:: EXERCISE ::
When a line in the entries below contains the word "true", copy that line.

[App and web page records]
- - -

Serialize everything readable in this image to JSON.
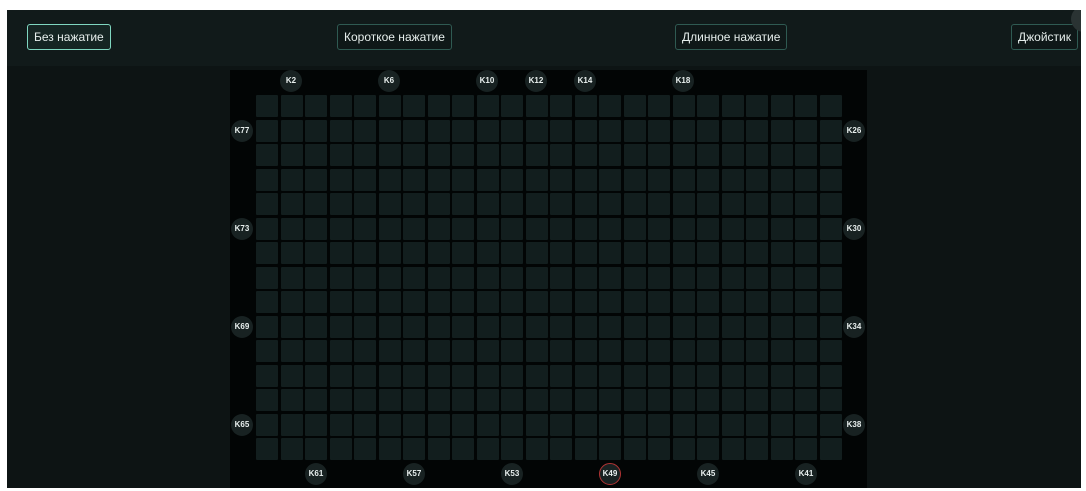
{
  "toolbar": {
    "buttons": [
      {
        "label": "Без нажатие",
        "active": true
      },
      {
        "label": "Короткое нажатие",
        "active": false
      },
      {
        "label": "Длинное нажатие",
        "active": false
      },
      {
        "label": "Джойстик",
        "active": false
      }
    ]
  },
  "grid": {
    "rows": 15,
    "cols": 24
  },
  "sensors": {
    "top": [
      "K2",
      "K6",
      "K10",
      "K12",
      "K14",
      "K18"
    ],
    "left": [
      "K77",
      "K73",
      "K69",
      "K65"
    ],
    "right": [
      "K26",
      "K30",
      "K34",
      "K38"
    ],
    "bottom": [
      "K61",
      "K57",
      "K53",
      "K49",
      "K45",
      "K41"
    ],
    "highlighted": "K49"
  },
  "colors": {
    "background": "#0d1414",
    "panel": "#020505",
    "cell": "#121e1e",
    "active_border": "#7fd6c0",
    "highlight_ring": "#b03434"
  }
}
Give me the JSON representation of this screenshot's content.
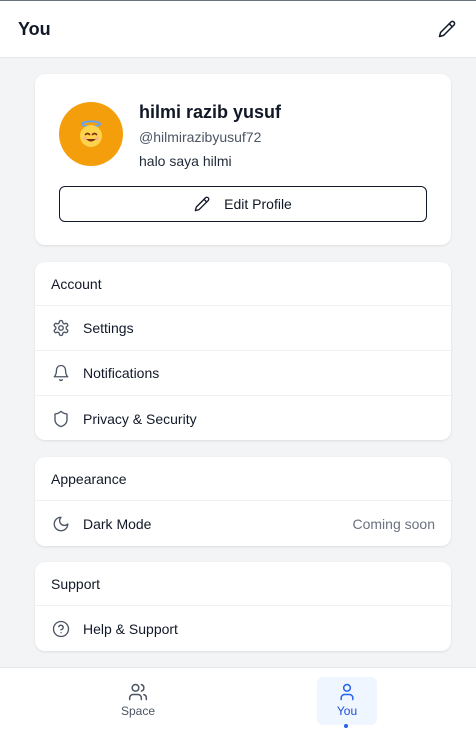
{
  "header": {
    "title": "You"
  },
  "profile": {
    "avatar_emoji": "😇",
    "avatar_color": "#f59e0b",
    "name": "hilmi razib yusuf",
    "handle": "@hilmirazibyusuf72",
    "bio": "halo saya hilmi",
    "edit_label": "Edit Profile"
  },
  "sections": {
    "account": {
      "title": "Account",
      "items": [
        {
          "label": "Settings",
          "icon": "gear-icon"
        },
        {
          "label": "Notifications",
          "icon": "bell-icon"
        },
        {
          "label": "Privacy & Security",
          "icon": "shield-icon"
        }
      ]
    },
    "appearance": {
      "title": "Appearance",
      "items": [
        {
          "label": "Dark Mode",
          "icon": "moon-icon",
          "status": "Coming soon"
        }
      ]
    },
    "support": {
      "title": "Support",
      "items": [
        {
          "label": "Help & Support",
          "icon": "help-circle-icon"
        }
      ]
    }
  },
  "nav": {
    "items": [
      {
        "label": "Space",
        "icon": "users-icon",
        "active": false
      },
      {
        "label": "You",
        "icon": "user-icon",
        "active": true
      }
    ],
    "accent": "#2563eb"
  }
}
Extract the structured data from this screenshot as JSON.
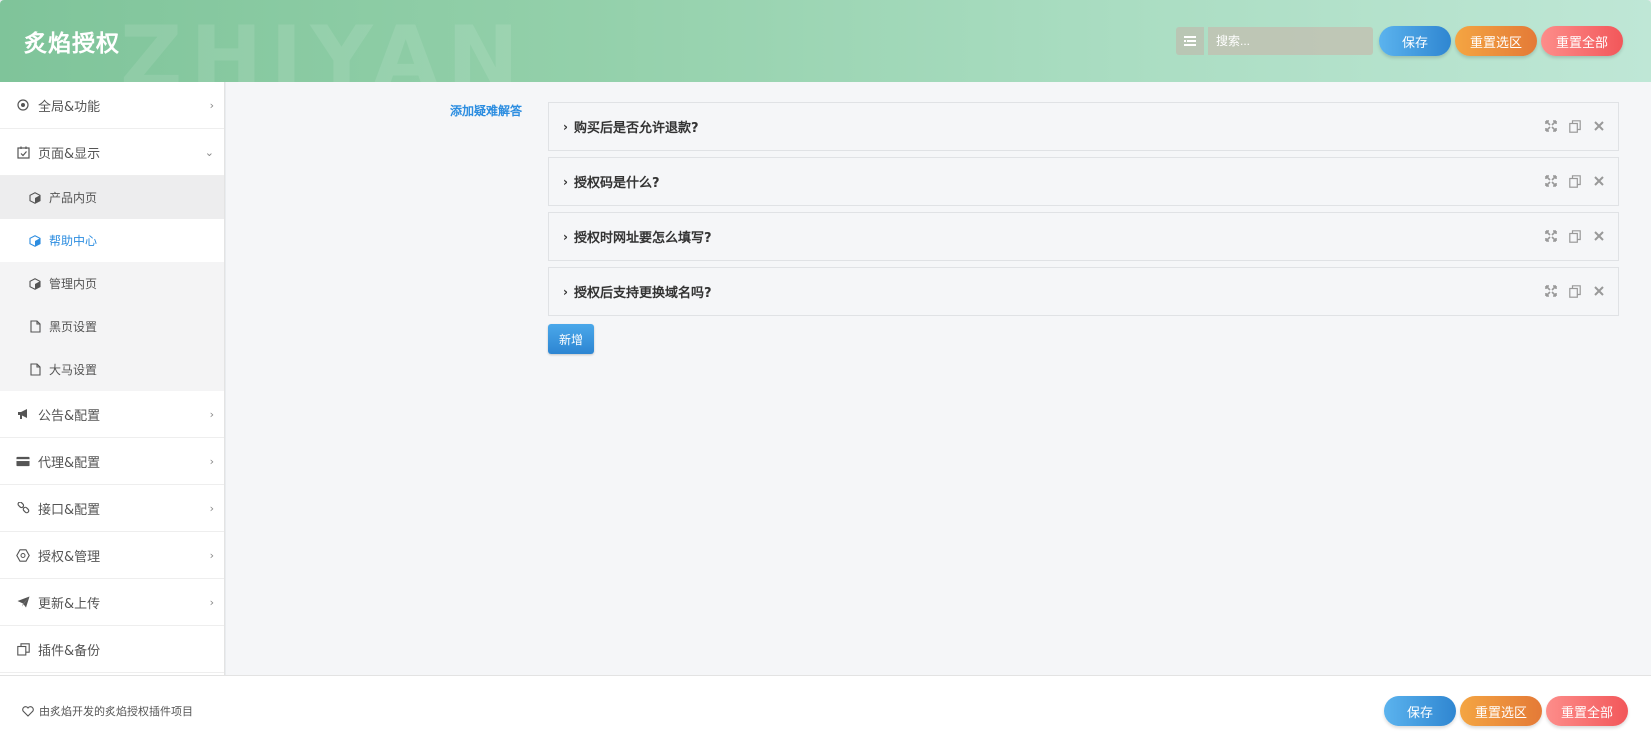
{
  "header": {
    "brand": "炙焰授权",
    "search_placeholder": "搜索...",
    "buttons": {
      "save": "保存",
      "reset_section": "重置选区",
      "reset_all": "重置全部"
    }
  },
  "sidebar": {
    "items": [
      {
        "label": "全局&功能",
        "icon": "target-icon",
        "chevron": "›"
      },
      {
        "label": "页面&显示",
        "icon": "calendar-check-icon",
        "chevron": "⌄",
        "expanded": true,
        "children": [
          {
            "label": "产品内页",
            "icon": "cube-icon"
          },
          {
            "label": "帮助中心",
            "icon": "cube-icon",
            "active": true
          },
          {
            "label": "管理内页",
            "icon": "cube-icon"
          },
          {
            "label": "黑页设置",
            "icon": "file-icon"
          },
          {
            "label": "大马设置",
            "icon": "file-icon"
          }
        ]
      },
      {
        "label": "公告&配置",
        "icon": "megaphone-icon",
        "chevron": "›"
      },
      {
        "label": "代理&配置",
        "icon": "credit-card-icon",
        "chevron": "›"
      },
      {
        "label": "接口&配置",
        "icon": "link-icon",
        "chevron": "›"
      },
      {
        "label": "授权&管理",
        "icon": "hexagon-icon",
        "chevron": "›"
      },
      {
        "label": "更新&上传",
        "icon": "paper-plane-icon",
        "chevron": "›"
      },
      {
        "label": "插件&备份",
        "icon": "copy-icon"
      }
    ]
  },
  "main": {
    "section_label": "添加疑难解答",
    "faqs": [
      {
        "question": "购买后是否允许退款?"
      },
      {
        "question": "授权码是什么?"
      },
      {
        "question": "授权时网址要怎么填写?"
      },
      {
        "question": "授权后支持更换域名吗?"
      }
    ],
    "add_button": "新增"
  },
  "footer": {
    "credit": "由炙焰开发的炙焰授权插件项目",
    "buttons": {
      "save": "保存",
      "reset_section": "重置选区",
      "reset_all": "重置全部"
    }
  },
  "colors": {
    "accent_blue": "#2c8de0",
    "header_green": "#8fcea6",
    "save_blue": "#3a93da",
    "reset_orange": "#ec8f3b",
    "reset_red": "#f56e6e"
  }
}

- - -

:: EXPECTED ANSWER ::
        "active": true
        "active": true
        "expanded": true,
            "active": true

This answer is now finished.